In any number of close-up scenes of character interaction in Batman: Battle for the Cowl, Tony Daniel writes and draws an interesting Batman crossover, much in the spirit of Knightfall -- the Bat-family fights a crazed vigilante for control of the identity of Batman. But it's when the action zooms out that both plot and artwork get a little sketchy -- as well done as some parts of Battle for the Cowl are, other parts left me scratching my head.
[Contains spoilers for Batman: Battle for the Cowl]
I give Tony Daniel much credit for writing and drawing the three issues of this book, and if Batman RIP hadn't already done so, Battle for the Cowl would cement Daniel as one to watch. In a style just on the border between animated and realistic, Daniel draws a breathtaking wrap-around cover of the Bat-family, chilling fights between the story's villain and Nightwing and Robin respectively, and I love his mod Catwoman that never quite puts on her mask. His diminutive Damien, at least, likely defines that character for the stories to follow.
The best replacement for Batman, we already know, is a Boy Wonder, and Daniel's story sees first Tim Drake and Jason Todd, and then Todd and Nightwing Dick Grayson, duke it out to be Batman's successor. While Daniel's Jason remains just too crazy to be interesting as a villain (Jason still comes off as a "whiner"), I give Daniel points for daring to suggest there may have abuse in Jason's past -- perhaps the most cogent explanation for Todd's ever-present attitude so far.
Daniel gets in lots of little moments -- Tim in the yellow-circle Bat-costume that reflects his early days with Batman; Catwoman's classic, "I wondered whatever happened to the Caped Crusader"; and that Tim attacks Jason with, of all things, a Death in the Family-inspired crowbar. The story is a feast for Batman fans not unlike Legion of Three Worlds was for Legion fans, and Daniel pulls it off nicely.
But yet, even as I consider myself fairly up to date on the DC Universe, some parts of this didn't jibe for me. At the outset, Robin notes that Nightwing and Batgirl called in their allies -- but why Batgirl? Wasn't she until recently completely estranged from the Bat-family?

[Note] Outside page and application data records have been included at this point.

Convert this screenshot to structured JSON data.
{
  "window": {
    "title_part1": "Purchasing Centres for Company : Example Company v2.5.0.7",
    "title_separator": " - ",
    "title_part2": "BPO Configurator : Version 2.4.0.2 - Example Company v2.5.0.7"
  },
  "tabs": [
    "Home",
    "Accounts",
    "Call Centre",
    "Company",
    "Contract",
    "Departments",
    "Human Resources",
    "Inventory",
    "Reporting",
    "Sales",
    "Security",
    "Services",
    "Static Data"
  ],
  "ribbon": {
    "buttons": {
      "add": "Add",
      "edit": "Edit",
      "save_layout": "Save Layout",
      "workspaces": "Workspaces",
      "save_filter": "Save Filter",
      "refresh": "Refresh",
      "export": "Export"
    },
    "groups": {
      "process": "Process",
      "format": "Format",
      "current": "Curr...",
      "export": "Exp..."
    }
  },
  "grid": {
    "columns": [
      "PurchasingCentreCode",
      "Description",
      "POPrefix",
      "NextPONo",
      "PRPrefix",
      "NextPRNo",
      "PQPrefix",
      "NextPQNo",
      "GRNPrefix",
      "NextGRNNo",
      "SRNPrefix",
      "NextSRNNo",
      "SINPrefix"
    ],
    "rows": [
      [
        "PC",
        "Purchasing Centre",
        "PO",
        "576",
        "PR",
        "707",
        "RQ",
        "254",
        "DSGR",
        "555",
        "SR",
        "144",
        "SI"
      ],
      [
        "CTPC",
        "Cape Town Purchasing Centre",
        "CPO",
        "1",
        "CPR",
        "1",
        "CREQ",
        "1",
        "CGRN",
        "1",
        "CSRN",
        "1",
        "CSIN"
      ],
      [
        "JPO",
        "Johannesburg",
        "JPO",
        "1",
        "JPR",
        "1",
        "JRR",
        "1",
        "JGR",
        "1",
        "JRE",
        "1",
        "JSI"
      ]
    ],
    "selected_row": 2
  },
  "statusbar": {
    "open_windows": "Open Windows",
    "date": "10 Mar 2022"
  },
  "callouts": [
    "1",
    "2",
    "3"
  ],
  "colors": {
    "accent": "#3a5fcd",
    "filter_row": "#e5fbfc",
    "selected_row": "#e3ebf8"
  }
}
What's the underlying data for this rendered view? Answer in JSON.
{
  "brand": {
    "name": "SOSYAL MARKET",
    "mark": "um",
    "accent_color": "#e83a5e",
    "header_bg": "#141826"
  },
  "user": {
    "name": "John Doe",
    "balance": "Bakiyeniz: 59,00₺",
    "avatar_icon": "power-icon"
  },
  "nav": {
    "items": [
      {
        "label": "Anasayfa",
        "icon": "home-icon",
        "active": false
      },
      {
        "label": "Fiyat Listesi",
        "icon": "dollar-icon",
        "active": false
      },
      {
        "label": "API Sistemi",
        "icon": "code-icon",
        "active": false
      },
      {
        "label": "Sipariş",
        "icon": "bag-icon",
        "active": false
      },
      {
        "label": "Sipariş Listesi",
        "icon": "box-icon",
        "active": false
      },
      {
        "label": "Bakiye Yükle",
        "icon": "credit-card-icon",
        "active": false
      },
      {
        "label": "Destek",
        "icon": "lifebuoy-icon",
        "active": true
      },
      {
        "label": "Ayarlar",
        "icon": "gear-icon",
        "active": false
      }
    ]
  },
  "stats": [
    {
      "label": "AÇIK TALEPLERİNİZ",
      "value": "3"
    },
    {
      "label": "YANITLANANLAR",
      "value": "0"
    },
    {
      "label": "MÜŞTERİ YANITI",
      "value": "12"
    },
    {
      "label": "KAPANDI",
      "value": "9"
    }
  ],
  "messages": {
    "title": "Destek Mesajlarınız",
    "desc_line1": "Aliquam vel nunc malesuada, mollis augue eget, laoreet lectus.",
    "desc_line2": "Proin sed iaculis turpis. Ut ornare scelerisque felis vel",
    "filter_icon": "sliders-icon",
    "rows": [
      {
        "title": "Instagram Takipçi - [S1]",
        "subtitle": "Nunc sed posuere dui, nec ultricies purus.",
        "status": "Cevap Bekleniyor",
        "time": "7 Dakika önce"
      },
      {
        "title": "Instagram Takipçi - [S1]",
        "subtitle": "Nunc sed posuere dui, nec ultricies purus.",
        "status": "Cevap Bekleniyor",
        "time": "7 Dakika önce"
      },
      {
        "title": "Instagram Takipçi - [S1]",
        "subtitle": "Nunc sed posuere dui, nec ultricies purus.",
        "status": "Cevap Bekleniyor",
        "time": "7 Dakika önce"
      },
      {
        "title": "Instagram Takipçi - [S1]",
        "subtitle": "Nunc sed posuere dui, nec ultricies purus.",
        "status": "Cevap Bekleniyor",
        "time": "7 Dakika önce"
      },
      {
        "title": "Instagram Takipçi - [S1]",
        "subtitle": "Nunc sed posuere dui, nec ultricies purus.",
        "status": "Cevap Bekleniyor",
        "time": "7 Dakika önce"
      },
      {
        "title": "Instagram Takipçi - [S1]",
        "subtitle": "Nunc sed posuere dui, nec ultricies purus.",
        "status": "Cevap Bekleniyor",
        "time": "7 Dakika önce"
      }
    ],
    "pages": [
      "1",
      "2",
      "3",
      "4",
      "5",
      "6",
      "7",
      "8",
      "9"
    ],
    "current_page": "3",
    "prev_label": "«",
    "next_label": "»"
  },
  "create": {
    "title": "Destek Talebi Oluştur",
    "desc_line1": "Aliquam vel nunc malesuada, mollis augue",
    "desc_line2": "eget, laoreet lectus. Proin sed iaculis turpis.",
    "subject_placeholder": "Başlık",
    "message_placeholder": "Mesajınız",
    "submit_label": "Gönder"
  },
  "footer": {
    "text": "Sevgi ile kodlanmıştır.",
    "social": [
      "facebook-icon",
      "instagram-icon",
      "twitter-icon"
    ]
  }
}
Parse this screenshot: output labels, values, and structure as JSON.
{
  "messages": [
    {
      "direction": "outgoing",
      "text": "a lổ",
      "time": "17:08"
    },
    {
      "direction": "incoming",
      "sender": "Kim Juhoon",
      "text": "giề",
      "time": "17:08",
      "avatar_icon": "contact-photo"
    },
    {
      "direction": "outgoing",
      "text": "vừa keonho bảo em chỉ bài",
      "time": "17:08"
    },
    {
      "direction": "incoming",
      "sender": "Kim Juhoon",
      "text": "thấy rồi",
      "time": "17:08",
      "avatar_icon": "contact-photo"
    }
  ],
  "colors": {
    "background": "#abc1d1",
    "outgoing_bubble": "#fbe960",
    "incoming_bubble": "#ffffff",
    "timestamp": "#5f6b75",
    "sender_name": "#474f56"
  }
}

Our first shot of Damien has him in the Batmobile with a girl he picked up -- but since when does Damien date, how did he get the Batmobile, and why isn't he with his mother Talia?
Nightwing has supposedly turned emotionless, when he was plenty emotion-full at the end of both the Nightwing and Robin series; apparently he doesn't want to take on the cowl initially because Batman told him not to in a video -- but the reader gets no hint of this until the end, and therefore Nightwing's actions seem largely incongruous most of the time.
I have a guess, actually, that much of the missing material here either resides in the Batman: Battle for the Cowl Companion, or otherwise in yet-uncollected transitionary comics between Batman RIP and this book (see "Last Days of Gotham"). Indeed the presence of certain Outsiders characters here suggests I've probably read certain books in the wrong order, since I don't know who they are or when they joined that team.
No crossover necessarily stops to fill in readers on every background detail, but Battle for the Cowl felt especially fuzzy -- this ought be the natural throughway from Batman RIP to the new Batman & Robin book. Daniel appears at times to lose focus, both in story and art; characters not in the foreground are often dark and indistinct, and similarly some events, like Gotham coming under martial law, are told through narration when they might have been stronger demonstrated firsthand.
Judd Winick is next up on Batman, but I'll be more curious for the issues when Tony Daniel comes back around. Battle for the Cowl isn't perfect, but I wonder if it'll hold up better under a more knowledgable second read, and I have an inkling there's great work from Tony Daniel to come.
[Contains full covers, sketchbook pages, Gotham Gazette issues]